EXERCISE OBJECTIVE:
Each line below should be restated word for word.

INFORMATION SUPPLIED:

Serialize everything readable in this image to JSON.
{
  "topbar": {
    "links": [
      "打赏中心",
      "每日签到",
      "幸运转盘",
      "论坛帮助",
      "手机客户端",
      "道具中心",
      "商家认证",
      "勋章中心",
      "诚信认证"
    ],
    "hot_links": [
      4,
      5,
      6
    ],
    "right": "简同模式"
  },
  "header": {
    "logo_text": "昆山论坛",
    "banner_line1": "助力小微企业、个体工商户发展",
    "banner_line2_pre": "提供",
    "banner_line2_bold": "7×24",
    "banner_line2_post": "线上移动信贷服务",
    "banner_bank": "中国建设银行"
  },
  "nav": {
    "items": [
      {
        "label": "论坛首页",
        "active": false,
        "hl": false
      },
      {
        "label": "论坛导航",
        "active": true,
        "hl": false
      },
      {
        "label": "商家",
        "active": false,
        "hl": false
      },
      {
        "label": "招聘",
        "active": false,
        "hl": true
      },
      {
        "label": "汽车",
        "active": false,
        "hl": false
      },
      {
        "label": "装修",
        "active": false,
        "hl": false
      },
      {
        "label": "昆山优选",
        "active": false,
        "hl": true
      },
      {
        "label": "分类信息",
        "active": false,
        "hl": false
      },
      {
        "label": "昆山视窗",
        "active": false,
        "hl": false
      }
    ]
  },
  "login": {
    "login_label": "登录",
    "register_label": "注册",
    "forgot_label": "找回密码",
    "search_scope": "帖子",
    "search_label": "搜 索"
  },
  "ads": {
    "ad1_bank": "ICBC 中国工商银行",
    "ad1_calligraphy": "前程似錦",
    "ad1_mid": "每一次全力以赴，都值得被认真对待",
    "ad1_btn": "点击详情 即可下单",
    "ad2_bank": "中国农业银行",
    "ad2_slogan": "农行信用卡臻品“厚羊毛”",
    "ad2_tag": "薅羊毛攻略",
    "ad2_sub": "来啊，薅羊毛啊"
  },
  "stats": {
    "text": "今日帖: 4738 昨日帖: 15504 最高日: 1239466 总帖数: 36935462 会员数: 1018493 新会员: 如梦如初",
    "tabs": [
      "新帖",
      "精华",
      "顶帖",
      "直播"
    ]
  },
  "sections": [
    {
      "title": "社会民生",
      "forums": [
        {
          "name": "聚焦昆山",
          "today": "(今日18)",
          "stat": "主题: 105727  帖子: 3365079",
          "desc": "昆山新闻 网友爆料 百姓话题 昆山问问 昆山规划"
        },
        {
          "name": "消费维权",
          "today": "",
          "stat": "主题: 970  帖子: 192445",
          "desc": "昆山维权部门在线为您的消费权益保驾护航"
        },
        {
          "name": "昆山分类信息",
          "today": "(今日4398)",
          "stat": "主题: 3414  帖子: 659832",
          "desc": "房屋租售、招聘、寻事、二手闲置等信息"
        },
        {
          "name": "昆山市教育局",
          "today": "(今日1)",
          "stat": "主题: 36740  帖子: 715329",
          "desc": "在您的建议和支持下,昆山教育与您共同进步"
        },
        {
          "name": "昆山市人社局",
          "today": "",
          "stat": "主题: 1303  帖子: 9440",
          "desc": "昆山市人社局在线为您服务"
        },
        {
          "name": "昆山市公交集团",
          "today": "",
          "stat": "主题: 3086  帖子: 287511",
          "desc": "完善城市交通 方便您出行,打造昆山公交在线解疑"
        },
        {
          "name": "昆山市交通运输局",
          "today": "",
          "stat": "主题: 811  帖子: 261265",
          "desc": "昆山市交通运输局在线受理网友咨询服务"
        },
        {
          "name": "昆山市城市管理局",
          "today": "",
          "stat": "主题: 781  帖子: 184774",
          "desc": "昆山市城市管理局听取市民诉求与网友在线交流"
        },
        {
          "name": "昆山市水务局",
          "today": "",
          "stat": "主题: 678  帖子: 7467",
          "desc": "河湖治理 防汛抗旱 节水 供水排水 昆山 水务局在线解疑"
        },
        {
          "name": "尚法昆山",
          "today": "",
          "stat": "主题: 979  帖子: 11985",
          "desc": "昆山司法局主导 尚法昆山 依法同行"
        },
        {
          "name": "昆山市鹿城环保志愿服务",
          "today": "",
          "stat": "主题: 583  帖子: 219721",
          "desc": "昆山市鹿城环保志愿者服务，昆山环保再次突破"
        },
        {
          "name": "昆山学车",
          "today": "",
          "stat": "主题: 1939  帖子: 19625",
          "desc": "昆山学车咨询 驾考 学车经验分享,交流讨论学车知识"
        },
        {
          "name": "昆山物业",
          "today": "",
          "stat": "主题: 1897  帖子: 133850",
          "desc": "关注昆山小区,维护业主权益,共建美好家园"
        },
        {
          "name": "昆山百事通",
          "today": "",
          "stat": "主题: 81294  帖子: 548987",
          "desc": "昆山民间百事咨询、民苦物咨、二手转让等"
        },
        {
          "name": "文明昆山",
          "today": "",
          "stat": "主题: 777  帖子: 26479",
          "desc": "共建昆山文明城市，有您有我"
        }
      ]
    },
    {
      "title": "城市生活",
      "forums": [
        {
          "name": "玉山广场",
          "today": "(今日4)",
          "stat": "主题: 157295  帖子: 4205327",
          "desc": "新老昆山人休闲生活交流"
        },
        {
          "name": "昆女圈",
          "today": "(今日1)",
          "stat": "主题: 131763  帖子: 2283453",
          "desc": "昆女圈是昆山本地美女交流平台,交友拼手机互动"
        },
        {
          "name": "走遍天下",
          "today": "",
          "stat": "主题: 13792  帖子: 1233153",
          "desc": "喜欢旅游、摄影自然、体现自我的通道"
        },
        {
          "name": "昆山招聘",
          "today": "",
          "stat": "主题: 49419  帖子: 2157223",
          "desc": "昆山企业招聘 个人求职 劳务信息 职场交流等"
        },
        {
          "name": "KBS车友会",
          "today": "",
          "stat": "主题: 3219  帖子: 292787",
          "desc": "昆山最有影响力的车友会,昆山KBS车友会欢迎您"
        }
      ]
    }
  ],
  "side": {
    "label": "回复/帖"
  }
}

EXERCISE SOLUTION:
Serialize everything readable in this image to JSON.
{
  "topbar": {
    "links": [
      "打赏中心",
      "每日签到",
      "幸运转盘",
      "论坛帮助",
      "手机客户端",
      "道具中心",
      "商家认证",
      "勋章中心",
      "诚信认证"
    ],
    "hot_links": [
      4,
      5,
      6
    ],
    "right": "简同模式"
  },
  "header": {
    "logo_text": "昆山论坛",
    "banner_line1": "助力小微企业、个体工商户发展",
    "banner_line2_pre": "提供",
    "banner_line2_bold": "7×24",
    "banner_line2_post": "线上移动信贷服务",
    "banner_bank": "中国建设银行"
  },
  "nav": {
    "items": [
      {
        "label": "论坛首页",
        "active": false,
        "hl": false
      },
      {
        "label": "论坛导航",
        "active": true,
        "hl": false
      },
      {
        "label": "商家",
        "active": false,
        "hl": false
      },
      {
        "label": "招聘",
        "active": false,
        "hl": true
      },
      {
        "label": "汽车",
        "active": false,
        "hl": false
      },
      {
        "label": "装修",
        "active": false,
        "hl": false
      },
      {
        "label": "昆山优选",
        "active": false,
        "hl": true
      },
      {
        "label": "分类信息",
        "active": false,
        "hl": false
      },
      {
        "label": "昆山视窗",
        "active": false,
        "hl": false
      }
    ]
  },
  "login": {
    "login_label": "登录",
    "register_label": "注册",
    "forgot_label": "找回密码",
    "search_scope": "帖子",
    "search_label": "搜 索"
  },
  "ads": {
    "ad1_bank": "ICBC 中国工商银行",
    "ad1_calligraphy": "前程似錦",
    "ad1_mid": "每一次全力以赴，都值得被认真对待",
    "ad1_btn": "点击详情 即可下单",
    "ad2_bank": "中国农业银行",
    "ad2_slogan": "农行信用卡臻品“厚羊毛”",
    "ad2_tag": "薅羊毛攻略",
    "ad2_sub": "来啊，薅羊毛啊"
  },
  "stats": {
    "text": "今日帖: 4738 昨日帖: 15504 最高日: 1239466 总帖数: 36935462 会员数: 1018493 新会员: 如梦如初",
    "tabs": [
      "新帖",
      "精华",
      "顶帖",
      "直播"
    ]
  },
  "sections": [
    {
      "title": "社会民生",
      "forums": [
        {
          "name": "聚焦昆山",
          "today": "(今日18)",
          "stat": "主题: 105727  帖子: 3365079",
          "desc": "昆山新闻 网友爆料 百姓话题 昆山问问 昆山规划"
        },
        {
          "name": "消费维权",
          "today": "",
          "stat": "主题: 970  帖子: 192445",
          "desc": "昆山维权部门在线为您的消费权益保驾护航"
        },
        {
          "name": "昆山分类信息",
          "today": "(今日4398)",
          "stat": "主题: 3414  帖子: 659832",
          "desc": "房屋租售、招聘、寻事、二手闲置等信息"
        },
        {
          "name": "昆山市教育局",
          "today": "(今日1)",
          "stat": "主题: 36740  帖子: 715329",
          "desc": "在您的建议和支持下,昆山教育与您共同进步"
        },
        {
          "name": "昆山市人社局",
          "today": "",
          "stat": "主题: 1303  帖子: 9440",
          "desc": "昆山市人社局在线为您服务"
        },
        {
          "name": "昆山市公交集团",
          "today": "",
          "stat": "主题: 3086  帖子: 287511",
          "desc": "完善城市交通 方便您出行,打造昆山公交在线解疑"
        },
        {
          "name": "昆山市交通运输局",
          "today": "",
          "stat": "主题: 811  帖子: 261265",
          "desc": "昆山市交通运输局在线受理网友咨询服务"
        },
        {
          "name": "昆山市城市管理局",
          "today": "",
          "stat": "主题: 781  帖子: 184774",
          "desc": "昆山市城市管理局听取市民诉求与网友在线交流"
        },
        {
          "name": "昆山市水务局",
          "today": "",
          "stat": "主题: 678  帖子: 7467",
          "desc": "河湖治理 防汛抗旱 节水 供水排水 昆山 水务局在线解疑"
        },
        {
          "name": "尚法昆山",
          "today": "",
          "stat": "主题: 979  帖子: 11985",
          "desc": "昆山司法局主导 尚法昆山 依法同行"
        },
        {
          "name": "昆山市鹿城环保志愿服务",
          "today": "",
          "stat": "主题: 583  帖子: 219721",
          "desc": "昆山市鹿城环保志愿者服务，昆山环保再次突破"
        },
        {
          "name": "昆山学车",
          "today": "",
          "stat": "主题: 1939  帖子: 19625",
          "desc": "昆山学车咨询 驾考 学车经验分享,交流讨论学车知识"
        },
        {
          "name": "昆山物业",
          "today": "",
          "stat": "主题: 1897  帖子: 133850",
          "desc": "关注昆山小区,维护业主权益,共建美好家园"
        },
        {
          "name": "昆山百事通",
          "today": "",
          "stat": "主题: 81294  帖子: 548987",
          "desc": "昆山民间百事咨询、民苦物咨、二手转让等"
        },
        {
          "name": "文明昆山",
          "today": "",
          "stat": "主题: 777  帖子: 26479",
          "desc": "共建昆山文明城市，有您有我"
        }
      ]
    },
    {
      "title": "城市生活",
      "forums": [
        {
          "name": "玉山广场",
          "today": "(今日4)",
          "stat": "主题: 157295  帖子: 4205327",
          "desc": "新老昆山人休闲生活交流"
        },
        {
          "name": "昆女圈",
          "today": "(今日1)",
          "stat": "主题: 131763  帖子: 2283453",
          "desc": "昆女圈是昆山本地美女交流平台,交友拼手机互动"
        },
        {
          "name": "走遍天下",
          "today": "",
          "stat": "主题: 13792  帖子: 1233153",
          "desc": "喜欢旅游、摄影自然、体现自我的通道"
        },
        {
          "name": "昆山招聘",
          "today": "",
          "stat": "主题: 49419  帖子: 2157223",
          "desc": "昆山企业招聘 个人求职 劳务信息 职场交流等"
        },
        {
          "name": "KBS车友会",
          "today": "",
          "stat": "主题: 3219  帖子: 292787",
          "desc": "昆山最有影响力的车友会,昆山KBS车友会欢迎您"
        }
      ]
    }
  ],
  "side": {
    "label": "回复/帖"
  }
}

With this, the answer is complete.